Then the LORD passed by in front of him and proclaimed, “The LORD, the LORD God, compassionate and gracious, slow to anger, and abounding in lovingkindness and truth; who keeps lovingkindness for thousands, who forgives iniquity, transgression and sin; yet He will by no means leave the guilty unpunished, visiting the iniquity of fathers on the children and on the grandchildren to the third and fourth generations.”
Amazingly, this self-revelation comes after Israel’s horrific covenant treachery of making the golden calf. Israel had just shown themselves to be covenant defectors. In response, Moses was seeking affirmation from God that He would not abandon Israel (Exod 33:15–16). Exodus 34:6–7 is God’s answer to Moses’s prayer (Exod 33:18).
God’s self-revelation is completely thrilling to read. God reveals himself as Yahweh, the personal and covenant God of Israel. He describes himself as compassionate, gracious, slow to anger, and abounding in lovingkindness and truth. This description of God becomes the foundation for Israel’s expectation of God’s goodness and is referred to often in the Old Testament. For example, after proclaiming the Lord’s forgiveness and kindness, David quotes this passage in Psalm 103:8. David knows God’s goodness and kindness, and he knows it because that is Who God has revealed himself to be.

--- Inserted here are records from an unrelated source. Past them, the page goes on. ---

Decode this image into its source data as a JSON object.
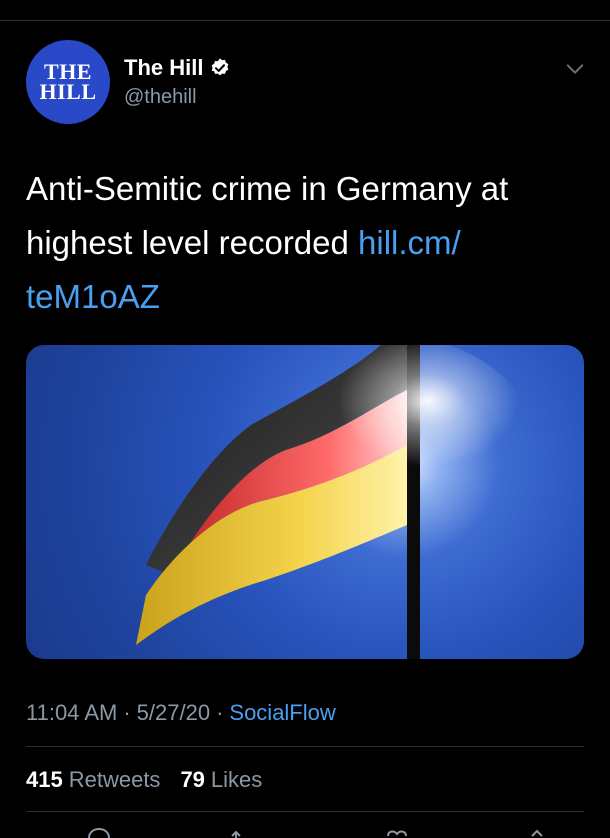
{
  "author": {
    "avatar_line1": "THE",
    "avatar_line2": "HILL",
    "display_name": "The Hill",
    "handle": "@thehill",
    "verified": true
  },
  "tweet": {
    "text": "Anti-Semitic crime in Germany at highest level recorded ",
    "link": "hill.cm/teM1oAZ",
    "link_display_line1": "hill.cm/",
    "link_display_line2": "teM1oAZ"
  },
  "media": {
    "description_icon": "german-flag-image"
  },
  "meta": {
    "time": "11:04 AM",
    "separator": "·",
    "date": "5/27/20",
    "source": "SocialFlow"
  },
  "stats": {
    "retweets_count": "415",
    "retweets_label": "Retweets",
    "likes_count": "79",
    "likes_label": "Likes"
  },
  "actions": [
    "reply-icon",
    "retweet-icon",
    "like-icon",
    "share-icon"
  ],
  "colors": {
    "background": "#000000",
    "link": "#4a9ff0",
    "secondary_text": "#8b98a5",
    "avatar_bg": "#2a49c8"
  }
}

Interestingly, Exodus 34:6 does not always motivate the characters of Scripture to worship and revere God. In fact, the story of Jonah tells a different tale.
Most people are familiar with the tale of Jonah. Jonah is commanded to go deliver a message (of judgment) to the people of Assyria (Nineveh is the capital of Assyria). It would seem that Jonah would be absolutely delighted to deliver a message of judgment against the city of Nineveh, since the Assyrian people had plagued Israel for many years. However, Jonah does the unthinkable and runs away from God and even attempts to die!
Yet God arranges an instructive lesson on fishing for Jonah, and reissues His command for Jonah to go proclaim His message to Nineveh. So, Jonah goes and proclaims this message: “Yet forty days and Nineveh will be overthrown” (Jonah 3:4b). Because of this message of impending judgment, Nineveh repents from their sins and God refrains from bringing judgment upon that generation because of their repentance (Jonah 3:10).
The fourth chapter of Jonah is so interesting. The reader gets a close up view of Jonah—who is furious that God decided to spare the Assyrians. Jonah’s complaint to God is essentially this: “I knew this would happen! That’s why I didn’t want to come.” Jonah knew that if Nineveh repented, God would pardon them. Jonah gives his thinking as follows: “For I knew that You are a gracious and compassionate God, slow to anger and abundant in lovingkindness, and one who relents concerning calamity” (Jonah 4:2b). Jonah quotes Exodus 34:6, knowing that God delights in forgiveness. Jonah didn’t want the Assyrians to have a chance to repent and experience the compassion of God.
On an individual level, the story of Jonah shows how one can apply the proper meaning of Scripture wrongly. Because Jonah knew the truth about God’s character, he tried to prevent the Assyrians having access to this gracious and compassionate God. However, on the biblical-theological level, the book of Jonah functions to show that God is not just the gracious God of Israel, but He loves and cares for the Gentiles as well. The foundation of God’s self-revealed character does not just give Israel hope in salvation, but that same hope also belongs to the Gentiles. Although Jonah tried to run away to prevent God’s compassion and mercy, the whole episode ended up making a very powerful point—God also cares for the Gentiles.